As GDP relies on exports, in order to avoid the abrasive effects of the China-US trade war, it needs to improve competitiveness and find new markets.
A report released by NCIF (the National Centre for Socio-Economic Information and Forecast) at a recent conference said if the US imposes a tax rate of 25 percent on $34 billion worth of imports from China, Vietnam would see its GDP decrease by VND6 trillion a year in 2018-2022.
The Ministry of Planning and Investment (MPI) estimated that the trade war between the two largest economies would cause Vietnam’s GDP to fall by 0.03 percent in 2018. The decrease would be sharper to 0.09 percent in 2019 and reach 0.12 percent in 2020-2021 – Vietnamnet reported
The corresponding damages would be VND1.65 trillion in 2018, VND5.3 trillion in 2019, VND7.5 trillion in 2020, while the figures would be VND8 trillion in 2021 and VND7.8 trillion in 2022.
|With the predicted decreases, Vietnam’s economic scale would be as follows: $235 billion by 2020, $250.2 billion by 2020, $284 billion by 2021 and $302 billion by 2022.|
With the predicted decreases, Vietnam’s economic scale would be as follows: $235 billion by 2020, $250.2 billion by 2020, $284 billion by 2021 and $302 billion by 2022.
Some forecasts say the US may escalate commercial retaliation against China with many possible scenarios.
Luu Bich Ho, former director of the Development Strategy Institute, an arm of MPI, said the trade war would cause chain reactions which will affect trade, investment, monetary policies and other issues.
“Some experts think that the impacts on Vietnam would be minor, but I believe the impacts would be huge,” Ho said.
“There is no possibility of lending interest rate decreasing from now to the end of the year.

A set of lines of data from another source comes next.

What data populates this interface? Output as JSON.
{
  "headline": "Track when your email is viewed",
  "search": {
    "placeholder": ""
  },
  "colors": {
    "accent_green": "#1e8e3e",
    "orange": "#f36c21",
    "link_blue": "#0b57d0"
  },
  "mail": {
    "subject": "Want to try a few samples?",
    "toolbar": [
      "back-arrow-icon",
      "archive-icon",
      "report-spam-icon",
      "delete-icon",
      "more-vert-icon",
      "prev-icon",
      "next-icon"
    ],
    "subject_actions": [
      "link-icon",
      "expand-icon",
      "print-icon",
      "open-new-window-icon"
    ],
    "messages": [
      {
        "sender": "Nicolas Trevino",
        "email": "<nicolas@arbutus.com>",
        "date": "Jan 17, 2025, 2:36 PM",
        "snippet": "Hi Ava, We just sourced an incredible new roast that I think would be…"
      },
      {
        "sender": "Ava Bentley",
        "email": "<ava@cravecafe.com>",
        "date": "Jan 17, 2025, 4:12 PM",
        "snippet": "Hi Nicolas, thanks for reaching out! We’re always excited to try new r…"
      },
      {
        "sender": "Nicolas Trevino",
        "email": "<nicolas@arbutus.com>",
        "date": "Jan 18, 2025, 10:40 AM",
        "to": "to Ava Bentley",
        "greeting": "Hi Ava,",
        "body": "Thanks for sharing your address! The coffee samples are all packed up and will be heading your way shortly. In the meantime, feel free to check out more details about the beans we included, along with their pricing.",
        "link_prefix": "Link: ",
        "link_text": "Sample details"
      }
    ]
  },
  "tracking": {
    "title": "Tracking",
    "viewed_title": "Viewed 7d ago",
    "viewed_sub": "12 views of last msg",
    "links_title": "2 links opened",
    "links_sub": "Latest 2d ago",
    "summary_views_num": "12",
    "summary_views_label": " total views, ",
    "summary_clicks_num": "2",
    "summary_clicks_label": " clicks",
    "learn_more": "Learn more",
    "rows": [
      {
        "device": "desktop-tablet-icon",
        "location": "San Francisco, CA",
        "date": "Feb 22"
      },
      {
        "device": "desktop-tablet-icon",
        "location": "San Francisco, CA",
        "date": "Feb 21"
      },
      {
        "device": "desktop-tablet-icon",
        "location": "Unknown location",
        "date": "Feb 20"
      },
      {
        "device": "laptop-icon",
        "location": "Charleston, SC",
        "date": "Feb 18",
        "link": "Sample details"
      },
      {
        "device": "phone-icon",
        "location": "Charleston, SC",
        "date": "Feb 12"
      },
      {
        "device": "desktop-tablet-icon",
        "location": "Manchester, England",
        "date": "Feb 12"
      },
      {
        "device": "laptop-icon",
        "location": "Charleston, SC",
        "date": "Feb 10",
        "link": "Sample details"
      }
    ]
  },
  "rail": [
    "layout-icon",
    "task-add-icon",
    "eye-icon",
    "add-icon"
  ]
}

And a lot of problems may arise in foreign investment and public investment disbursement,” Ho said.
Nguyen Tri Hieu, a renowned banking expert, also thinks the trade war would bring adverse effects rather than benefits.
Vietnam may become the punitive subject for the US if China tries to export products via Vietnam.
When the US blocks the way for China to bring goods to the US, China would try to bring goods to Vietnam for consumption instead, thus competing with domestic products.
Nguyen Duc Do from the Finance Academy commented that Vietnam has few options in dealing with the economic crisis caused by the US-China trade war. If it devalues the dong to boost exports, this will affect the macro economy.
If it intensifies public investment to deal with recession, this will lead to an increase in public debts. Meanwhile, it still has not succeeded in improving the competitiveness of domestically made products.